Fleets using fuel cards should have a “storm profile” in place that anticipates the impact of fuel scarcity. Prices may be rising and stations may ration fill-ups in emergency situations which means the card limits that are in place to prevent fraud can keep drivers from being able to access the gas they need. Storm profiles ease restrictions as soon as the trigger is pulled on them. Depending on the fuel program, this may need to be done by the fuel card provider, but in some cases, fleet managers can control these parameters themselves. Merchants Fleet Management’s TotalView, for example, allows managers to change card limits on the fly and monitor transactions in real time. It also gives updates on which local stations have fuel available and at what price.
If fuel becomes too scarce, fleet management companies like Merchants can help get fuel deliveries to their clients directly. Some fleets may want to consider an on-site fueling option as part of their emergency preparedness or even regular fuel management. They can set up a fueling station for drivers to gas up before heading out or they can have fuel trucks gas up the fleet each evening, for example. The costs need to be weighed against the benefits for each organization, however, as this can be expensive, but for those operating in storm-prone areas, it may be worth it to keep operations running because fuel supplies may be compromised for some time.
There is no “normal” in recovering after a storm of Irma or Harvey’s magnitude. Businesses, municipalities, and homeowners are overwhelmed. Insurance companies are overrun with claims. And insurance adjusters will barely be sleeping.
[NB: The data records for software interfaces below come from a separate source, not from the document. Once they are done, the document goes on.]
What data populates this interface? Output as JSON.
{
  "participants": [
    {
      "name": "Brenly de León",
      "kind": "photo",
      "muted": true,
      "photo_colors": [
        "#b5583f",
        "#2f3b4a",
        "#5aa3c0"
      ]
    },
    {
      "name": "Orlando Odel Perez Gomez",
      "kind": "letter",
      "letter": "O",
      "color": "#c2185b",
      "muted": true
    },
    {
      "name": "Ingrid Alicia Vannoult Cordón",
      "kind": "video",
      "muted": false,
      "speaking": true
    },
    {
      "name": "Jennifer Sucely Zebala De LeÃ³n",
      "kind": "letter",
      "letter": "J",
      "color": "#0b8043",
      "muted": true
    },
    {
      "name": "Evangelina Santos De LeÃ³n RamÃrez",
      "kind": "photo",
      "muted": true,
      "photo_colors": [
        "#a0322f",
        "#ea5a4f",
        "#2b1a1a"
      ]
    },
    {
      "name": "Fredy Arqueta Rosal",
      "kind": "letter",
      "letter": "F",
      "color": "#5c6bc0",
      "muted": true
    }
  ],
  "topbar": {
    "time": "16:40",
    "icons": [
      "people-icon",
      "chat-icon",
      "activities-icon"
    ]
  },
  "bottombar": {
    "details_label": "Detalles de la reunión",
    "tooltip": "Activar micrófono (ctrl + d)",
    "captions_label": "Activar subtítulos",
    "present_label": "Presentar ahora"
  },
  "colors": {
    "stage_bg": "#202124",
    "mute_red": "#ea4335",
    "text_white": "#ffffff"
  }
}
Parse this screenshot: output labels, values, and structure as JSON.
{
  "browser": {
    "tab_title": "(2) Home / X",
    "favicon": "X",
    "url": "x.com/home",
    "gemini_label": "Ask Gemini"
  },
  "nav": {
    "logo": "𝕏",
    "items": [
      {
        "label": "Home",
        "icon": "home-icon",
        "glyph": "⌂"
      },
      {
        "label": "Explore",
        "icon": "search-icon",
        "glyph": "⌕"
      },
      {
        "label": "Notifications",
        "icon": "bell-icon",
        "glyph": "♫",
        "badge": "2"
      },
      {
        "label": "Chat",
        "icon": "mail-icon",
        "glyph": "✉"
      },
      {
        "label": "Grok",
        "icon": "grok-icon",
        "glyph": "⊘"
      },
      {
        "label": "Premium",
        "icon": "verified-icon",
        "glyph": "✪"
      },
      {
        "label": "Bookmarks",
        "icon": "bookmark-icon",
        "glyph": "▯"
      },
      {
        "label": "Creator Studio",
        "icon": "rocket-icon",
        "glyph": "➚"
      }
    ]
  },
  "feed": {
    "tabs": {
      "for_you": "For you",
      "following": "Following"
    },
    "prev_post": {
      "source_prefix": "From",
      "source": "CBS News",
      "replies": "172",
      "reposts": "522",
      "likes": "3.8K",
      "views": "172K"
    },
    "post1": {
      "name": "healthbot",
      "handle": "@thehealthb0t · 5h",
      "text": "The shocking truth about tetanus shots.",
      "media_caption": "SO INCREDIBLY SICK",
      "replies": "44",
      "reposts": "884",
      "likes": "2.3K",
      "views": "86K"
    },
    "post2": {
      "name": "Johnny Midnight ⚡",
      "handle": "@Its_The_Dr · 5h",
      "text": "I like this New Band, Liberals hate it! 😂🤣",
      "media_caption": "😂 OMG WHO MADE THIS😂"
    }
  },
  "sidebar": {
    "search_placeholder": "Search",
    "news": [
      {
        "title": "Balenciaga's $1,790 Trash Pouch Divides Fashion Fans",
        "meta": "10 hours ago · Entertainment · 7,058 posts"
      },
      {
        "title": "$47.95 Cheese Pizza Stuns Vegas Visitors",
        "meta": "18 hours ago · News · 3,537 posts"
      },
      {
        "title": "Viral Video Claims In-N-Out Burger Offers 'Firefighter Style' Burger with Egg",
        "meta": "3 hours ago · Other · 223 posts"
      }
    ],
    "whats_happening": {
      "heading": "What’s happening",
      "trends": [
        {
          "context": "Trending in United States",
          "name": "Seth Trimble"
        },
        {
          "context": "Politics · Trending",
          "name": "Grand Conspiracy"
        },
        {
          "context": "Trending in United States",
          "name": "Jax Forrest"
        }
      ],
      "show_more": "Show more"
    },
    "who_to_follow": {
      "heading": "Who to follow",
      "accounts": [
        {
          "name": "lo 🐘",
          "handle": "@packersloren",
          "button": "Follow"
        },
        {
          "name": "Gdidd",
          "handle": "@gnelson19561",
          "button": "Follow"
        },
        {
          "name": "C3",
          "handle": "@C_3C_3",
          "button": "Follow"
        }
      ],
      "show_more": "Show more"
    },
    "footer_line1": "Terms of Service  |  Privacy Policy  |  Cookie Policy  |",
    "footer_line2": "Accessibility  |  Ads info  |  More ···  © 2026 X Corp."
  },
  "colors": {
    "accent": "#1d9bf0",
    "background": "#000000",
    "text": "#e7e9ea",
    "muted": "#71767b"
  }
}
Having the right partner and vendor relationships already set is critical because companies that provide the services you will need are going to be focused on their current clients and may not have any additional capacity in wide-spread emergencies. You need to be able to pick up the phone and have the person on the other end know you as their valued customer instead of “caller number 154.” Receiving priority-level service from a partner that understands your business will make a tremendous difference.
For any fleet, when storm-related vehicle damage occurs, it is treated like any other kind of accident. If you have an accident management program, your fleet partner should jump in to help with filing claims, providing rentals, assisting with repairs, and getting the most value in the secondary market when equipment is still viable. A fleet management provider with buying power can also get vehicles replaced quickly and at a good price.
The country is still reeling from these warm-weather storms and yet many regions are already preparing for what winter may bring. Blizzards, ice storms, and winter flooding cause damage and disruptions that impact fleets all over the U.S. The key is to be forward thinking so you are not trying to make decisions when you are in disaster mode. You should be able to essentially flip the switch on the plan you have in place, and your fleet management partner should be standing ready to make that happen.
If you would like to know how Merchants Fleet Management can help your organization with storm preparedness, please contact:
(866) 6LEASES or firstname.lastname@example.org